• _Work instructions_: Scan the data below and work out how many of its lines contain the word "subtitle". Give only that number.

── Records for processing ──

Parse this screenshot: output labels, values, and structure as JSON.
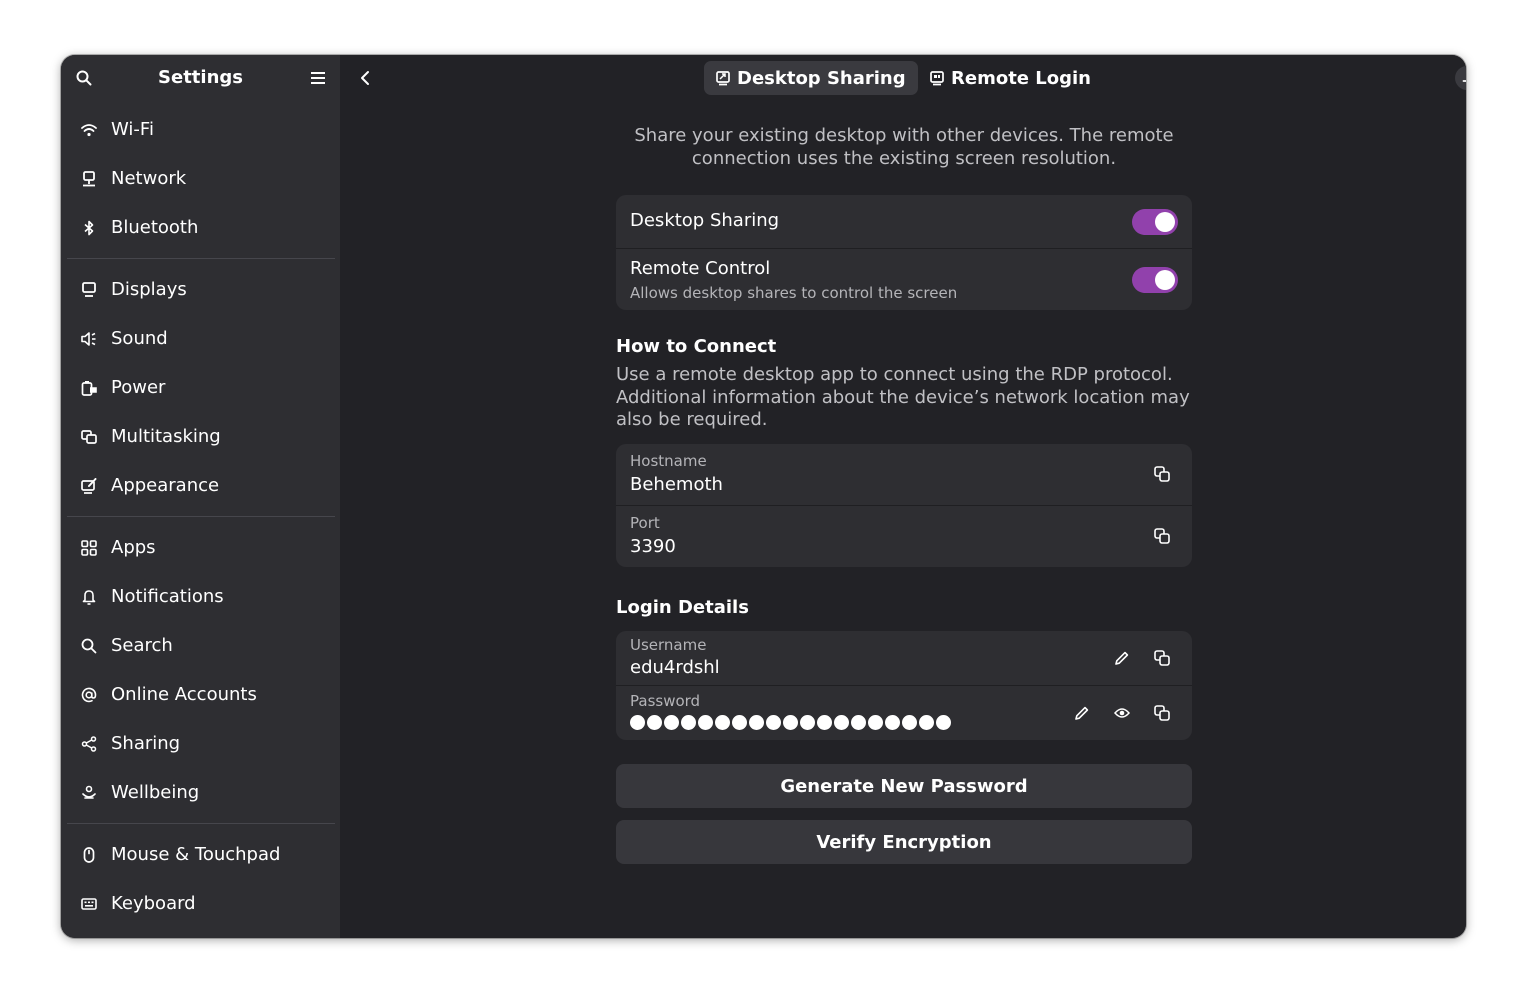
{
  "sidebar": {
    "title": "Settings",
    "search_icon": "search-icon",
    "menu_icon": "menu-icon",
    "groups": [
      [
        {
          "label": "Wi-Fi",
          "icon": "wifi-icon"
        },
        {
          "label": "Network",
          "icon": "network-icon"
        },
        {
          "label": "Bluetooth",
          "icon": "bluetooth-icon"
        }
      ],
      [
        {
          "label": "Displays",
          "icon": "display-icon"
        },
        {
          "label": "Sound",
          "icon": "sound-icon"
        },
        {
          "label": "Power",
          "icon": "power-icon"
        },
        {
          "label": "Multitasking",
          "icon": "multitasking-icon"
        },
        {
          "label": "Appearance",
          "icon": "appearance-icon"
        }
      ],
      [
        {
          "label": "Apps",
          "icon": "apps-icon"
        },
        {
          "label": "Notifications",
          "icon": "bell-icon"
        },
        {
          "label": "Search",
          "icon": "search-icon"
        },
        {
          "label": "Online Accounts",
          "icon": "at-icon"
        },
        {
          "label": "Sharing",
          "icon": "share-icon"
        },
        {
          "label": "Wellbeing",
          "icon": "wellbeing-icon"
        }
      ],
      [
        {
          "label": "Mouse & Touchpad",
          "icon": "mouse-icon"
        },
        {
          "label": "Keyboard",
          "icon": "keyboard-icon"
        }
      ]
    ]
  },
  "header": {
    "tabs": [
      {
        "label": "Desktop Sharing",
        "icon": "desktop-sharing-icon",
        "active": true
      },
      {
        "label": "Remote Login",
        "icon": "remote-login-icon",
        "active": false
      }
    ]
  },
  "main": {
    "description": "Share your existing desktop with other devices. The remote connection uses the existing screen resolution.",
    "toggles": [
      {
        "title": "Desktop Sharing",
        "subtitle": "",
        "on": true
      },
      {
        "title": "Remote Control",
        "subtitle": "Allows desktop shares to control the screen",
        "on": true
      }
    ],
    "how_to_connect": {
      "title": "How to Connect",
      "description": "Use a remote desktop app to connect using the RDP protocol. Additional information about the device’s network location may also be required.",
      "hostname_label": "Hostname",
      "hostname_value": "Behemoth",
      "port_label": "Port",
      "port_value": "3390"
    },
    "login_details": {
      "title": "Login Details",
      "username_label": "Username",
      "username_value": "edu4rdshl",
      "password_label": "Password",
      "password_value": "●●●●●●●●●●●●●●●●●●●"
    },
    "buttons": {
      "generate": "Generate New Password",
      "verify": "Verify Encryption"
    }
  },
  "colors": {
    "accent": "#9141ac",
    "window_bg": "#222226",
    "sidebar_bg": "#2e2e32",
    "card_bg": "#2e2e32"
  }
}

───
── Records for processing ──

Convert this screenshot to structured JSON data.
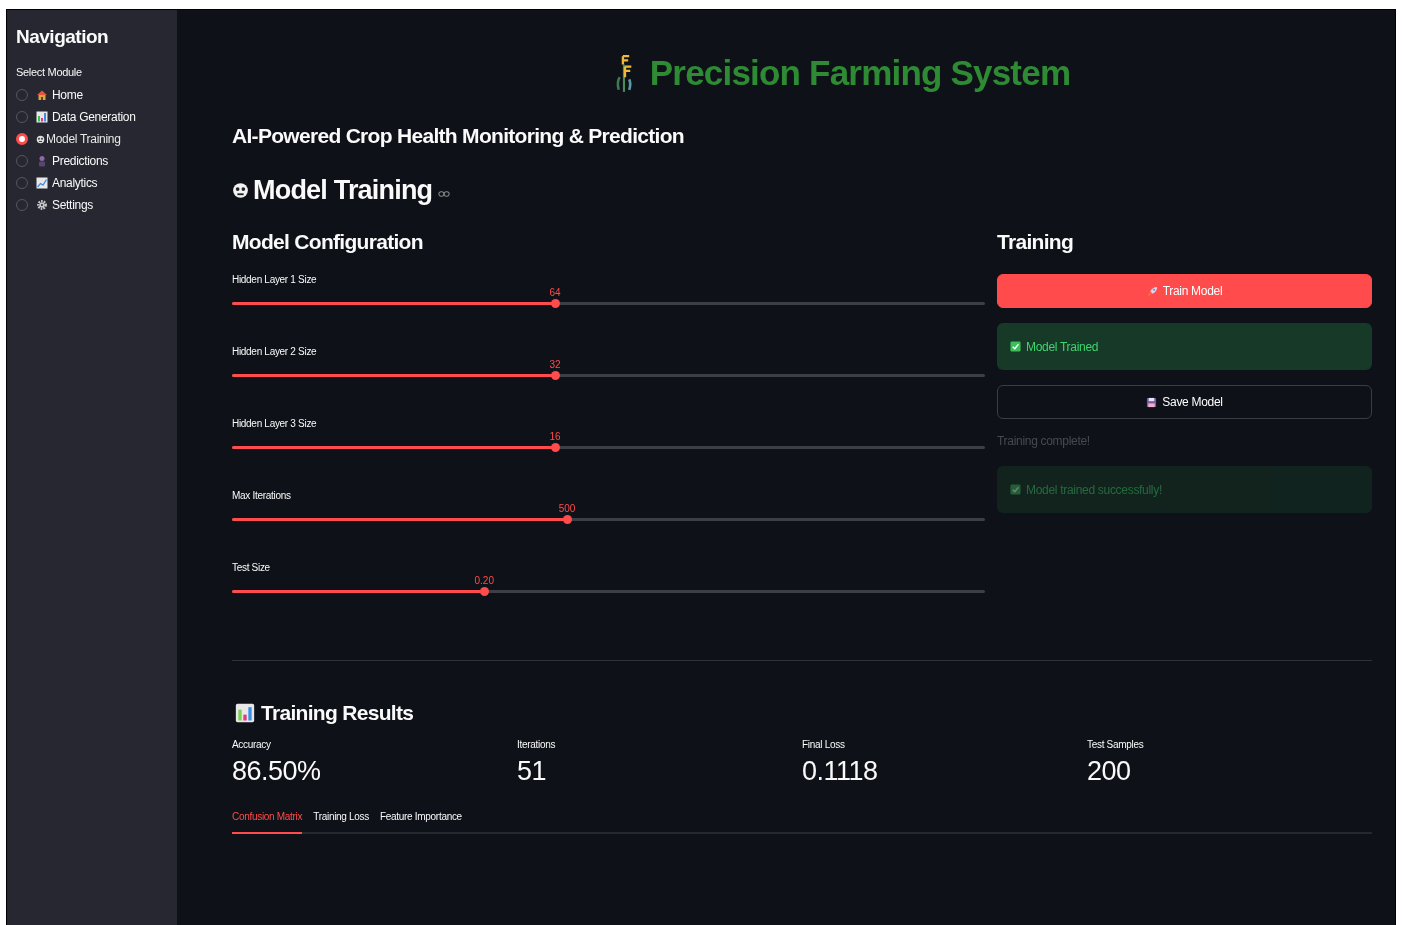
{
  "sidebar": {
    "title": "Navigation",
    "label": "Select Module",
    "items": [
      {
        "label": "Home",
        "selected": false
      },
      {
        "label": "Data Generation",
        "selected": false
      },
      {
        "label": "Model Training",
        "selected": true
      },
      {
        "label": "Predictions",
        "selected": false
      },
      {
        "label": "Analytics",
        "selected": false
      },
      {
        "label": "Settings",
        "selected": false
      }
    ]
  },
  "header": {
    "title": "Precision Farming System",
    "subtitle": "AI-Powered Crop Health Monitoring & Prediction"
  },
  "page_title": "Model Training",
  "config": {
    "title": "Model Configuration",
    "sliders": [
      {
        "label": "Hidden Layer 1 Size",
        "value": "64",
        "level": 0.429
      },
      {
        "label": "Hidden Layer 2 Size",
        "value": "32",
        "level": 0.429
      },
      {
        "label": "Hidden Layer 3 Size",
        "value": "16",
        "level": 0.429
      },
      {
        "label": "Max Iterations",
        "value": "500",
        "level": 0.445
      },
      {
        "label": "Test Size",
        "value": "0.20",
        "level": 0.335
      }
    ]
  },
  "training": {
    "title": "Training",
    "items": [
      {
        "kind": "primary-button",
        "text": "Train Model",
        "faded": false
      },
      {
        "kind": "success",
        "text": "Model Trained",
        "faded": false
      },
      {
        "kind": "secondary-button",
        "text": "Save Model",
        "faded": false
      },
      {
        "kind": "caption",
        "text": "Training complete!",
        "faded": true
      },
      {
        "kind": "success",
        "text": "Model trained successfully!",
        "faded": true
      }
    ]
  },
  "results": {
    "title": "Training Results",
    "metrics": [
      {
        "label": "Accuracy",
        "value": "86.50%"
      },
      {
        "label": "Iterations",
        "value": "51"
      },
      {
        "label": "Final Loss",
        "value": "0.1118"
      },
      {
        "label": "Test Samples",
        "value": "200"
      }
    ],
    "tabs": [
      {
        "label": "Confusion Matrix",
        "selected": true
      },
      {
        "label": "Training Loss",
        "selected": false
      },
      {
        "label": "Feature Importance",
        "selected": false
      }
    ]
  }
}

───

• _Output for this exercise_: 3